    The CTDA research tool that is submerged in the water to measure conductivity (salinity), temperature, and depth.

    CTDA research tool that is submerged in the water to measure conductivity (salinity), temperature, and depth. stands for Conductivity, Temperature and Depth and this is the tool oceanographers use to measure these fundamental characteristics. As this package of probes and water bottles descends to the depths of the sea it sends back a constant flow of data through an attached cable. Changes in conductivity indicate changes in the salt content of the water and combined with temperature data it shows how layers in the water column are moving. It can take over an hour for the CTDA research tool that is submerged in the water to measure conductivity (salinity), temperature, and depth. to reach over a mile down and then another hour for it to come back up. Once the sample bottles are retrieved, the team can conduct a wide range of tests to study the chemistry of the sea.

     Christian Nohr stands next to the CTD 'space probe'
    Each of the numbered, grey tubes that surround this device will collect 7 liters of seawater at specific depths as it is lowered more than a mile below the Oden. Each tube becomes a sample bottle when Christian sends signals down that cause the top and bottom of the tubes to close. All of the bottles together are called a rosette and they surround another package of instruments that measure water chemistry, temperature and depth. Like a space probe, the CTD will go to a distant and alien place far beneath the ship and bring back data and samples for the scientists to study. Christian is from Norway and works at a university in Sweden.

    Christian points to the magnetic triggers that allow the spring loaded stoppers to close on the water sample bottles
    Christian points to the magnetic triggers that allow the spring loaded stoppers to close on the water sample bottles

    Photo of the Day!

    Dec 11, 2008 Blueberg
    This iceberg in the Bellingshausen Sea brought almost everyone on deck. Only in the canyon lands of the Southwestern US have I seen landscapes that approach the grandeur and awe of these ancient ice sculptures.

    An Apology,

    In closing, I want to apologize for falling a couple of days behind in responding to your questions in the Ask The Team forum. Things are beginning to happen very quickly now and everyone on board is racing to get ready for our first day on the ice.

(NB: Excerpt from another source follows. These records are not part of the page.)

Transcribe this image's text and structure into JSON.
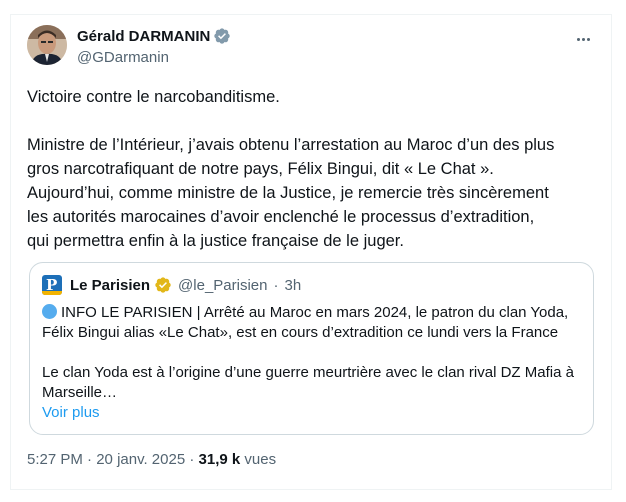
{
  "author": {
    "name": "Gérald DARMANIN",
    "handle": "@GDarmanin"
  },
  "tweet": {
    "line1": "Victoire contre le narcobanditisme.",
    "para2": [
      "Ministre de l’Intérieur, j’avais obtenu l’arrestation au Maroc d’un des plus",
      "gros narcotrafiquant de notre pays, Félix Bingui, dit « Le Chat ».",
      "Aujourd’hui, comme ministre de la Justice, je remercie très sincèrement",
      "les autorités marocaines d’avoir enclenché le processus d’extradition,",
      "qui permettra enfin à la justice française de le juger."
    ]
  },
  "quote": {
    "name": "Le Parisien",
    "handle": "@le_Parisien",
    "sep": "·",
    "time": "3h",
    "line1": "INFO LE PARISIEN | Arrêté au Maroc en mars 2024, le patron du clan Yoda,",
    "line2": "Félix Bingui alias «Le Chat», est en cours d’extradition ce lundi vers la France",
    "line3": "Le clan Yoda est à l’origine d’une guerre meurtrière avec le clan rival DZ Mafia à",
    "line4": "Marseille…",
    "more": "Voir plus"
  },
  "footer": {
    "time": "5:27 PM",
    "sep": " · ",
    "date": "20 janv. 2025",
    "sep2": " · ",
    "views_count": "31,9 k",
    "views_label": " vues"
  },
  "colors": {
    "text": "#0f1419",
    "secondary": "#536471",
    "link": "#1d9bf0",
    "verified_blue": "#1d9bf0",
    "verified_gold": "#e2b719"
  }
}
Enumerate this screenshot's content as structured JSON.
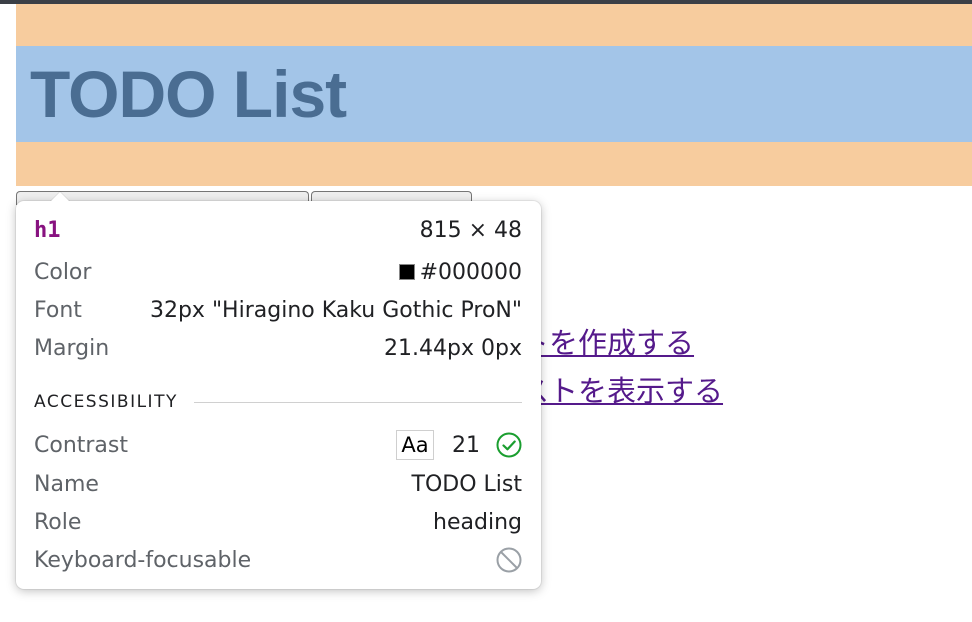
{
  "page": {
    "title": "TODO List",
    "links": [
      {
        "label": "トを作成する"
      },
      {
        "label": "ストを表示する"
      }
    ]
  },
  "inspector": {
    "tag": "h1",
    "dimensions": "815 × 48",
    "properties": [
      {
        "label": "Color",
        "value": "#000000",
        "swatch": "#000000"
      },
      {
        "label": "Font",
        "value": "32px \"Hiragino Kaku Gothic ProN\""
      },
      {
        "label": "Margin",
        "value": "21.44px 0px"
      }
    ],
    "accessibility": {
      "header": "ACCESSIBILITY",
      "contrast": {
        "label": "Contrast",
        "aa": "Aa",
        "value": "21",
        "icon": "check-circle-icon",
        "icon_color": "#1a9e2f"
      },
      "name": {
        "label": "Name",
        "value": "TODO List"
      },
      "role": {
        "label": "Role",
        "value": "heading"
      },
      "keyboard": {
        "label": "Keyboard-focusable",
        "icon": "not-allowed-icon",
        "icon_color": "#9aa0a6"
      }
    }
  },
  "colors": {
    "margin_overlay": "#f7cc9e",
    "content_overlay": "#a3c5e8",
    "link": "#551a8b",
    "tag": "#881280"
  }
}
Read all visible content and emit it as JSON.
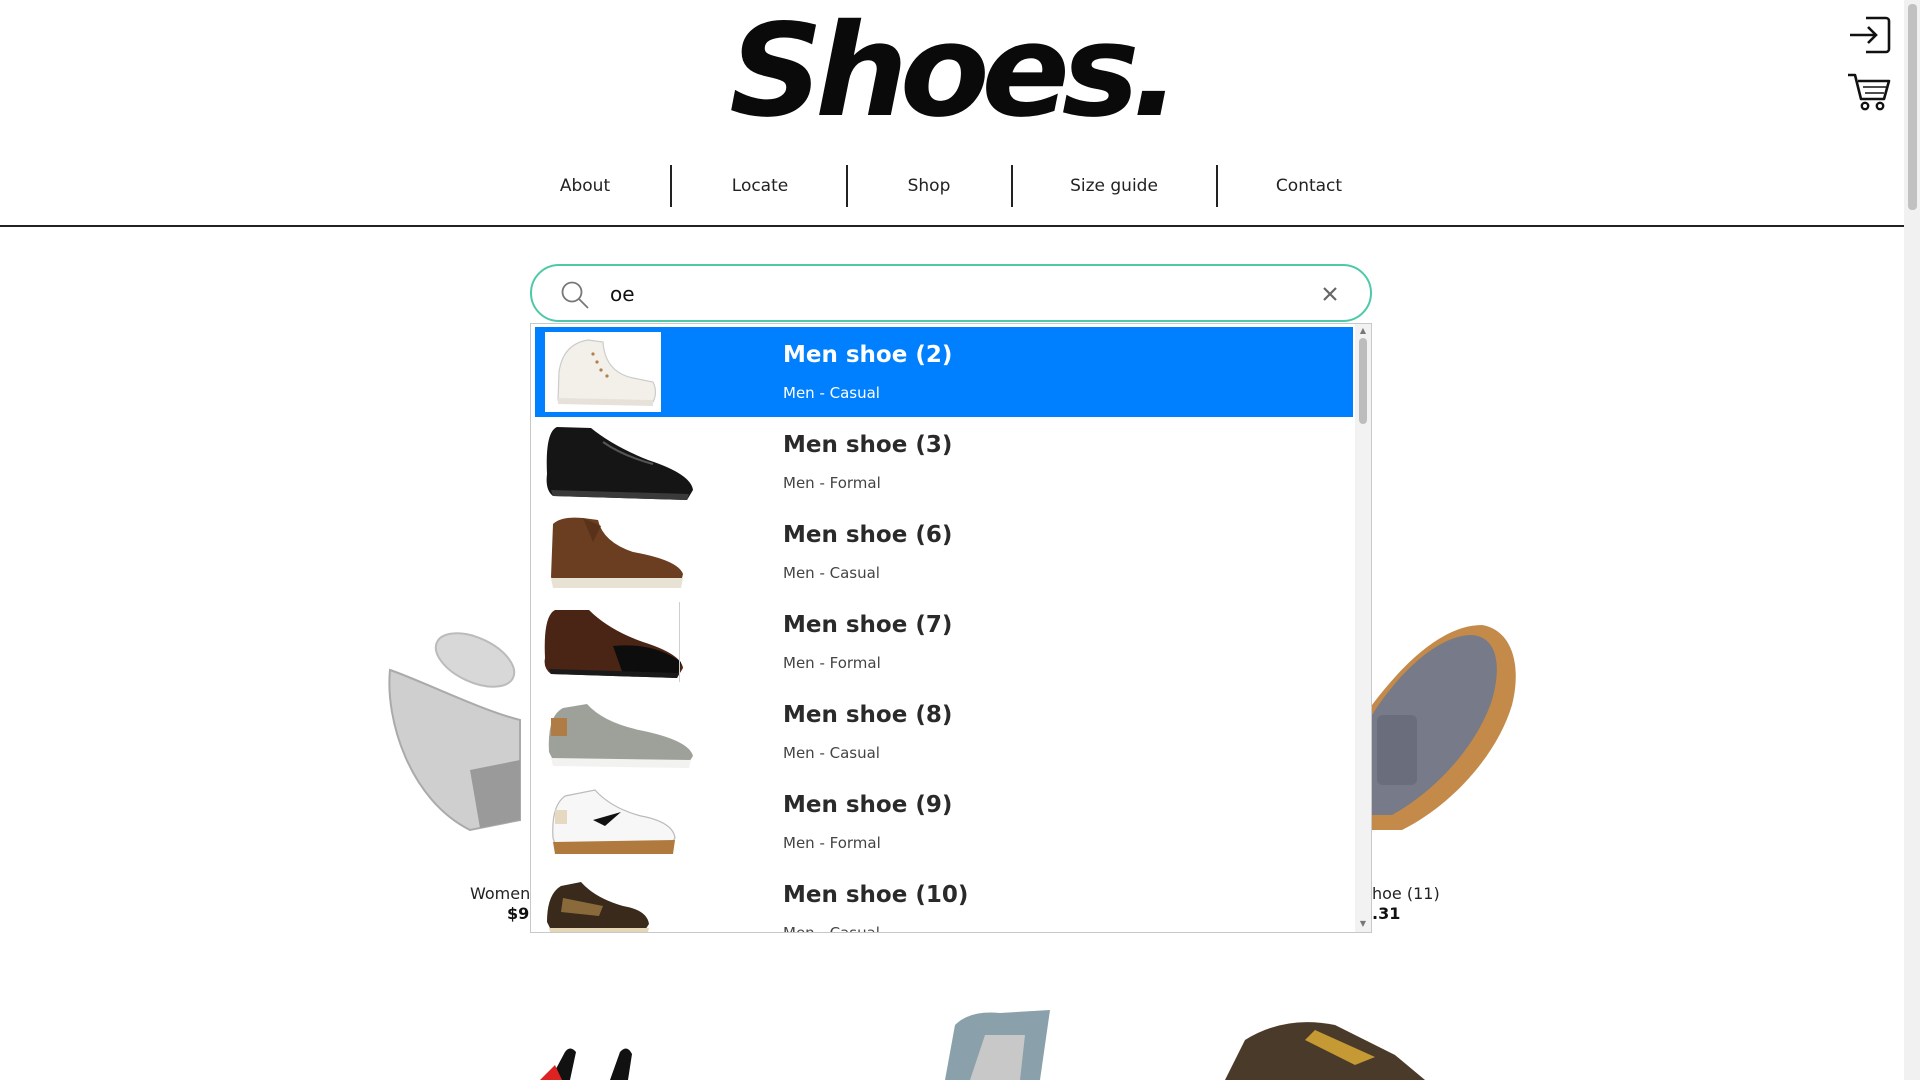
{
  "brand": {
    "logo_text": "Shoes."
  },
  "header_icons": [
    {
      "name": "login-icon"
    },
    {
      "name": "cart-icon"
    }
  ],
  "nav": {
    "items": [
      {
        "label": "About"
      },
      {
        "label": "Locate"
      },
      {
        "label": "Shop"
      },
      {
        "label": "Size guide"
      },
      {
        "label": "Contact"
      }
    ]
  },
  "search": {
    "value": "oe",
    "placeholder": "",
    "results": [
      {
        "title": "Men shoe (2)",
        "subtitle": "Men - Casual",
        "selected": true,
        "icon": "white-high-top-sneaker"
      },
      {
        "title": "Men shoe (3)",
        "subtitle": "Men - Formal",
        "selected": false,
        "icon": "black-dress-shoe"
      },
      {
        "title": "Men shoe (6)",
        "subtitle": "Men - Casual",
        "selected": false,
        "icon": "brown-chukka-boot"
      },
      {
        "title": "Men shoe (7)",
        "subtitle": "Men - Formal",
        "selected": false,
        "icon": "brown-oxford-shoe"
      },
      {
        "title": "Men shoe (8)",
        "subtitle": "Men - Casual",
        "selected": false,
        "icon": "grey-sneaker"
      },
      {
        "title": "Men shoe (9)",
        "subtitle": "Men - Formal",
        "selected": false,
        "icon": "white-gum-sneaker"
      },
      {
        "title": "Men shoe (10)",
        "subtitle": "Men - Casual",
        "selected": false,
        "icon": "brown-skate-shoe"
      }
    ]
  },
  "products": {
    "left": {
      "name": "Women",
      "price": "$9"
    },
    "right": {
      "name": "hoe (11)",
      "price": ".31"
    }
  },
  "colors": {
    "accent": "#4ec9a8",
    "selection": "#0080ff",
    "text": "#222222"
  }
}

I promise to answer all of the questions soon.

    A Reminder,

    Be sure to go to the Live From IPY section and register to participate in our first live webinar from the Oden that will take place this coming Monday!

    Take care, have fun & make memories,

    Jeff Peneston

    Weather Summary
    Clear to cloudy Skies, almost no waves